(Interface dataset entries)
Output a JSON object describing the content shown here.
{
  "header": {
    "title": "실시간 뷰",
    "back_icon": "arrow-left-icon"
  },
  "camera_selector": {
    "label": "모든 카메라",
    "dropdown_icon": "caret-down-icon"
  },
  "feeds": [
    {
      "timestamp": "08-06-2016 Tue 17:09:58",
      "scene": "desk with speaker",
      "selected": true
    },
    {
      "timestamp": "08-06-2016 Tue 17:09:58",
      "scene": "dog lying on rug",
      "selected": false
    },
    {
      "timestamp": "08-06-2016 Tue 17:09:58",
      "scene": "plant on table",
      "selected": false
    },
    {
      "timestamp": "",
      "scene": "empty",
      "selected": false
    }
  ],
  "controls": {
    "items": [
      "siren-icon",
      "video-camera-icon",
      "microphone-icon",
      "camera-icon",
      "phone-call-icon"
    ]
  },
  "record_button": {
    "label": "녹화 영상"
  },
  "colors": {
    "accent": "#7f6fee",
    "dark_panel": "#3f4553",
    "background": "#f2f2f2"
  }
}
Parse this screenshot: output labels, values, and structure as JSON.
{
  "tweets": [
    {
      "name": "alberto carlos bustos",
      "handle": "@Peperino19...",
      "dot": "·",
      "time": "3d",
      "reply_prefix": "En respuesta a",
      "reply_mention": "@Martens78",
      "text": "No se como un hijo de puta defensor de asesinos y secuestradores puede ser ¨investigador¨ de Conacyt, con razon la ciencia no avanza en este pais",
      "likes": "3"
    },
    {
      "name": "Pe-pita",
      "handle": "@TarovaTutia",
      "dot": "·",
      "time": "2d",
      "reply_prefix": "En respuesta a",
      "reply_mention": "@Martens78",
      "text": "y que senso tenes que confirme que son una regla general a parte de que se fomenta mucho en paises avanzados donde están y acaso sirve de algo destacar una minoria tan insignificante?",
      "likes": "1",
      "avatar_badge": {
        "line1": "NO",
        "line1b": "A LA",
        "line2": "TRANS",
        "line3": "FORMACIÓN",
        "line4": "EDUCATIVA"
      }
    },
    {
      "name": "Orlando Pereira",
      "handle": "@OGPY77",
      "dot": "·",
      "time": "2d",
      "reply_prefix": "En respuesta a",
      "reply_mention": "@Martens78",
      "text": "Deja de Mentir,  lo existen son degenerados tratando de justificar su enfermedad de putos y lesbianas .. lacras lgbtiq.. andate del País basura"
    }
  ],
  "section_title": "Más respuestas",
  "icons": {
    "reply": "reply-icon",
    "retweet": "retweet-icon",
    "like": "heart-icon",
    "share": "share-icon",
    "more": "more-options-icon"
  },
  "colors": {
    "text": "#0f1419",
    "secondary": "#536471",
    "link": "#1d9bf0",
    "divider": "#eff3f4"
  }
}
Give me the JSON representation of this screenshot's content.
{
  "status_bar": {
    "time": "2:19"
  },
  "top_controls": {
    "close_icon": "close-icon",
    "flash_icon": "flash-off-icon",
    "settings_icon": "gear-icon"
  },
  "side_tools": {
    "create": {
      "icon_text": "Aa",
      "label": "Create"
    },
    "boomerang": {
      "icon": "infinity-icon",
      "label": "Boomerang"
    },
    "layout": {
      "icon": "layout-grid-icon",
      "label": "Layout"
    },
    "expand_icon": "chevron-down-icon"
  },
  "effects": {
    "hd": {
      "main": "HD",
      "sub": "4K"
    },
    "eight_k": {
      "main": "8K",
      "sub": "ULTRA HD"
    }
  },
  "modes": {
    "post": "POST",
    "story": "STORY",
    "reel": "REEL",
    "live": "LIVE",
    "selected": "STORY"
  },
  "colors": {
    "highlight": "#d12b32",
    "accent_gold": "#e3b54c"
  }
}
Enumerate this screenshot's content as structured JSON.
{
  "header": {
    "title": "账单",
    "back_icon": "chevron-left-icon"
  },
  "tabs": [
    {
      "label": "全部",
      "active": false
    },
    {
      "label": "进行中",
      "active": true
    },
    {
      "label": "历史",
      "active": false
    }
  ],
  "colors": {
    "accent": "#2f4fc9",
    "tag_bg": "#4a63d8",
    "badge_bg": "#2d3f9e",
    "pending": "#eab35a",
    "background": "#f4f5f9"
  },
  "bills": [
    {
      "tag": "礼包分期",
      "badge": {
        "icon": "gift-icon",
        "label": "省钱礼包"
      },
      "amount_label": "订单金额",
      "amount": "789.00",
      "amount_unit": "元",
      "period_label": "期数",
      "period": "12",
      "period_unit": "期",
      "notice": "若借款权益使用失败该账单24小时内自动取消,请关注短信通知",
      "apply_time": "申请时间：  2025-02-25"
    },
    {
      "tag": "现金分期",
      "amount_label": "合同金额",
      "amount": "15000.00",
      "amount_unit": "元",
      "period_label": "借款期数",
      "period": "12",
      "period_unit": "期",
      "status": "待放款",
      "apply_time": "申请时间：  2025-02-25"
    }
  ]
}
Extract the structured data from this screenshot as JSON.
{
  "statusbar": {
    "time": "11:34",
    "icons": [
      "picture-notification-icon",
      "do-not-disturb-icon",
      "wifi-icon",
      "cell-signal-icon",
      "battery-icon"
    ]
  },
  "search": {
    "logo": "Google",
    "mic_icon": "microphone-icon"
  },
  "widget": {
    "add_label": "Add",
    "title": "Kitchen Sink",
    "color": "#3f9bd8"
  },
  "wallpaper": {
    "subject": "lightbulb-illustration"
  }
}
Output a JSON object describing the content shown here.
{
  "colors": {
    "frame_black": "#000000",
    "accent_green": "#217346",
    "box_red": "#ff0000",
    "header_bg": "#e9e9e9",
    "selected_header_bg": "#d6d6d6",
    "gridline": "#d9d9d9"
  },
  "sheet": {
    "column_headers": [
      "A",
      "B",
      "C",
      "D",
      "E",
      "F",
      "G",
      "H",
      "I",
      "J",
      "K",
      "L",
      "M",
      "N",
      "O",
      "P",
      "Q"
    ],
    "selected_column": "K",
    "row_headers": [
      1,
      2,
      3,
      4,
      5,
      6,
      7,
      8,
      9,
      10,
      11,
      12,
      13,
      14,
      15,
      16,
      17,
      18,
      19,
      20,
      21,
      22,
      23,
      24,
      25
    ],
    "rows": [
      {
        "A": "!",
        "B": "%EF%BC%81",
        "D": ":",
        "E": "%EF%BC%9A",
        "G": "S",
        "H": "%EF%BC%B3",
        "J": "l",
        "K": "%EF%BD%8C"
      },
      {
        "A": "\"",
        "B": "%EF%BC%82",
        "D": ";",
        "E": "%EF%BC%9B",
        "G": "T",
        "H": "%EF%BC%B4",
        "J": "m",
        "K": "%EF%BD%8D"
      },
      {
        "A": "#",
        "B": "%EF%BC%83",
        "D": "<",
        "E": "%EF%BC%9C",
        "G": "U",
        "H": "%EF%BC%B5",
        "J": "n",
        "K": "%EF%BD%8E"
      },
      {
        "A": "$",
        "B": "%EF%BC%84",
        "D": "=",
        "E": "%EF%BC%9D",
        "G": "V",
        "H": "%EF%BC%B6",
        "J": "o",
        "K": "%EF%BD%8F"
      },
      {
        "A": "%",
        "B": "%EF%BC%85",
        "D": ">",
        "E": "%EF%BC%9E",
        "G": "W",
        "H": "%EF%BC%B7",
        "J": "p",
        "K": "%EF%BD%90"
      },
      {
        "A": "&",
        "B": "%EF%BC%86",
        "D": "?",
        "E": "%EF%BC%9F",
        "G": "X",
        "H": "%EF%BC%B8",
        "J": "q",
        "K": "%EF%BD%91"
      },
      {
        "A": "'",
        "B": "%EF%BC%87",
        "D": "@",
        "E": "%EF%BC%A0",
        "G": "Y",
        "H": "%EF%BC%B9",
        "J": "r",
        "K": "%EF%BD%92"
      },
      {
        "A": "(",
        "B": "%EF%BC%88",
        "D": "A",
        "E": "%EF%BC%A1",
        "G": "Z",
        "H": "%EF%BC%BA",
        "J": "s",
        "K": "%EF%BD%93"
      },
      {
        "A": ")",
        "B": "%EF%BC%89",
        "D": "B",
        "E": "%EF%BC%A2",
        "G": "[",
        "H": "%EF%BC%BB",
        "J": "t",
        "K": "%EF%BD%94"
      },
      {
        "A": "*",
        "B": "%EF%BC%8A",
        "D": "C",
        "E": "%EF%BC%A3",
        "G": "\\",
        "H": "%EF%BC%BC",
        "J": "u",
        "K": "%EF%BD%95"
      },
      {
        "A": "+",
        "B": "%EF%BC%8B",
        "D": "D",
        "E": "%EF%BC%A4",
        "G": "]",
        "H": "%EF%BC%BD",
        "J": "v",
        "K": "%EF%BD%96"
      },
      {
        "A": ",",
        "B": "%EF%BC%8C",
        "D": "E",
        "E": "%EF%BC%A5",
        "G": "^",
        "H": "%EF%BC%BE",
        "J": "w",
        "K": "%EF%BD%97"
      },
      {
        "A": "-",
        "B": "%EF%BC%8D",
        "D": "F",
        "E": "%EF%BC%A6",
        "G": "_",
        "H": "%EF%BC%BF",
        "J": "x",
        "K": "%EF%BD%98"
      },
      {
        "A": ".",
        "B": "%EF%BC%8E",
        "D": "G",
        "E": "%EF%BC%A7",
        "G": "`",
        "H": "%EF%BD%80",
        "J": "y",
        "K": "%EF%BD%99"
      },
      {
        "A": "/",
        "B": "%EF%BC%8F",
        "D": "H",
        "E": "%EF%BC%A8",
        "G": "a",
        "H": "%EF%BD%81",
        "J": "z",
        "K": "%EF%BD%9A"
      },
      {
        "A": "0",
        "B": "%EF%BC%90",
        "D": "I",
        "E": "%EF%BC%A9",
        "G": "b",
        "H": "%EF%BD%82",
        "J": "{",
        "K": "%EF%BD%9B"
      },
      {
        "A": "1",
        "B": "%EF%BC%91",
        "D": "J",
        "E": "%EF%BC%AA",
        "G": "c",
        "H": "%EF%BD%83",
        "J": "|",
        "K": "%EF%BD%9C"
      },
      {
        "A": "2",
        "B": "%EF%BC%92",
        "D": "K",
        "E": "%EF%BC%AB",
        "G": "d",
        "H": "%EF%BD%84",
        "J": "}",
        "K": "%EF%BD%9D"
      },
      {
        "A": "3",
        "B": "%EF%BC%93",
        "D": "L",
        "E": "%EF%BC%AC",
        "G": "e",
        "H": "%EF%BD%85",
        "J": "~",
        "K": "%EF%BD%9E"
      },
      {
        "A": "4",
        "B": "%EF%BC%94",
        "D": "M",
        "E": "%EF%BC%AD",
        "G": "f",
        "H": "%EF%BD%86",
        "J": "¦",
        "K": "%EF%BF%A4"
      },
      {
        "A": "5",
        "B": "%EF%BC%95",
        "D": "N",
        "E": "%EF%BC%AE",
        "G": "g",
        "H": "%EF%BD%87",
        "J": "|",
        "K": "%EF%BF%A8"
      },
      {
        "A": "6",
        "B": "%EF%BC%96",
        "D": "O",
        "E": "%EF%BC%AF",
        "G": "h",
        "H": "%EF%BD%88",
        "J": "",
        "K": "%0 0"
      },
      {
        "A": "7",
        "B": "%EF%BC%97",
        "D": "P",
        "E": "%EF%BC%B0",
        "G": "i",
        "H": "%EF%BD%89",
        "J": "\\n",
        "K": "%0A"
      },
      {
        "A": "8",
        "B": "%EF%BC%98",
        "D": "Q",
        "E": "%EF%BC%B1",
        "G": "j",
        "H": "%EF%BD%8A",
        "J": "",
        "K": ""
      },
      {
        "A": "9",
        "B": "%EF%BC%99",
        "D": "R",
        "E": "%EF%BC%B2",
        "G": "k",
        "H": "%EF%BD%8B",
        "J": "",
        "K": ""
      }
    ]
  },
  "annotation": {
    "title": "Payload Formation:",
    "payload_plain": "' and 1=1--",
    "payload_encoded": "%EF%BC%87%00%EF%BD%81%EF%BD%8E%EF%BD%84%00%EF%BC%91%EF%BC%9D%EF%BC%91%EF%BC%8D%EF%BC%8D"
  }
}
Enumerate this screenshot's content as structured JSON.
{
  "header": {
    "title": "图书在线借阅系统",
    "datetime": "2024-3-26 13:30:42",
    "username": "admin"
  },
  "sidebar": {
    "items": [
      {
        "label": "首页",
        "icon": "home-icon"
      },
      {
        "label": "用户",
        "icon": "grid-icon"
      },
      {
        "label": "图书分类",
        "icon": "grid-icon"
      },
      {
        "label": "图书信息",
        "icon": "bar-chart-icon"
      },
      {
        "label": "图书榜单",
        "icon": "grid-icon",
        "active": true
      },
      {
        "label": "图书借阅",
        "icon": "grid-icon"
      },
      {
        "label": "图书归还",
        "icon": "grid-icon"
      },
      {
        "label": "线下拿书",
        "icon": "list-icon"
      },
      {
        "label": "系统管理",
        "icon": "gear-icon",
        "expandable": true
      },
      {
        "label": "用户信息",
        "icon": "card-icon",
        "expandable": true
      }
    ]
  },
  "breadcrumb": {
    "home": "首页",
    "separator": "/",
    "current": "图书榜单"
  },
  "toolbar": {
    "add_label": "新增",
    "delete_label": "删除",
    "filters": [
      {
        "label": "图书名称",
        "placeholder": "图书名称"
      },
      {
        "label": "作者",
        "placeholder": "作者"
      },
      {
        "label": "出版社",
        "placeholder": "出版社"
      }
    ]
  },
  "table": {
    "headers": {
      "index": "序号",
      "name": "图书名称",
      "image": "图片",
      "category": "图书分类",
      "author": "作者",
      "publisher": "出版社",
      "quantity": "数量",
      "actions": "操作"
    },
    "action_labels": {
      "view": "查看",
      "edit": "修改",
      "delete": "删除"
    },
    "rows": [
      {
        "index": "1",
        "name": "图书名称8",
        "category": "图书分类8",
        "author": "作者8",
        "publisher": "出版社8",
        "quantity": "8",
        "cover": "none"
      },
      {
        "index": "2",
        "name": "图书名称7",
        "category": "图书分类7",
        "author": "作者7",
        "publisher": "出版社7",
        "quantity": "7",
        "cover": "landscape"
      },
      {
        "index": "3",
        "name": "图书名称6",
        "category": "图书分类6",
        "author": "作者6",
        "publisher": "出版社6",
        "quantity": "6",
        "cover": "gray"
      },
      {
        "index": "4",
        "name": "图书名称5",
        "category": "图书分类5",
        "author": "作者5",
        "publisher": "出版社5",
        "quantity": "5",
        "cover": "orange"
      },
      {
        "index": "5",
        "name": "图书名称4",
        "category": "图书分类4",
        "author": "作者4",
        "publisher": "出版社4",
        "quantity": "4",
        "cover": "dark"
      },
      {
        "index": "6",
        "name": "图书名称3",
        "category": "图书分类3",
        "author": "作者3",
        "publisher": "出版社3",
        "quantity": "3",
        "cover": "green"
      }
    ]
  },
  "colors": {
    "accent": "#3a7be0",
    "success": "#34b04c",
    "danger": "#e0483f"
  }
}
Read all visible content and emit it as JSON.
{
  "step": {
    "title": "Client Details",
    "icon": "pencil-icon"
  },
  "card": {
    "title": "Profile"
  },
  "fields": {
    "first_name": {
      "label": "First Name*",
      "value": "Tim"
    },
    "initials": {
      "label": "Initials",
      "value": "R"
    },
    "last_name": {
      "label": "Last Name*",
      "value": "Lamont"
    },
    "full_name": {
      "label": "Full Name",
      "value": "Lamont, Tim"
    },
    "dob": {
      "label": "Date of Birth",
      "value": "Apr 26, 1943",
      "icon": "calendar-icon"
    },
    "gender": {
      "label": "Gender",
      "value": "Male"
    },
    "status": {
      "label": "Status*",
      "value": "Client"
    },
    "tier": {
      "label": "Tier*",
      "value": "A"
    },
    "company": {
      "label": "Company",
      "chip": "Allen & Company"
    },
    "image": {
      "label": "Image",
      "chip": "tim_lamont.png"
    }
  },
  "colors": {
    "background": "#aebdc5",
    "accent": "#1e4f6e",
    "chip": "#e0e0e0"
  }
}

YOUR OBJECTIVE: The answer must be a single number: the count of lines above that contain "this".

FINISHED EXERCISE: 5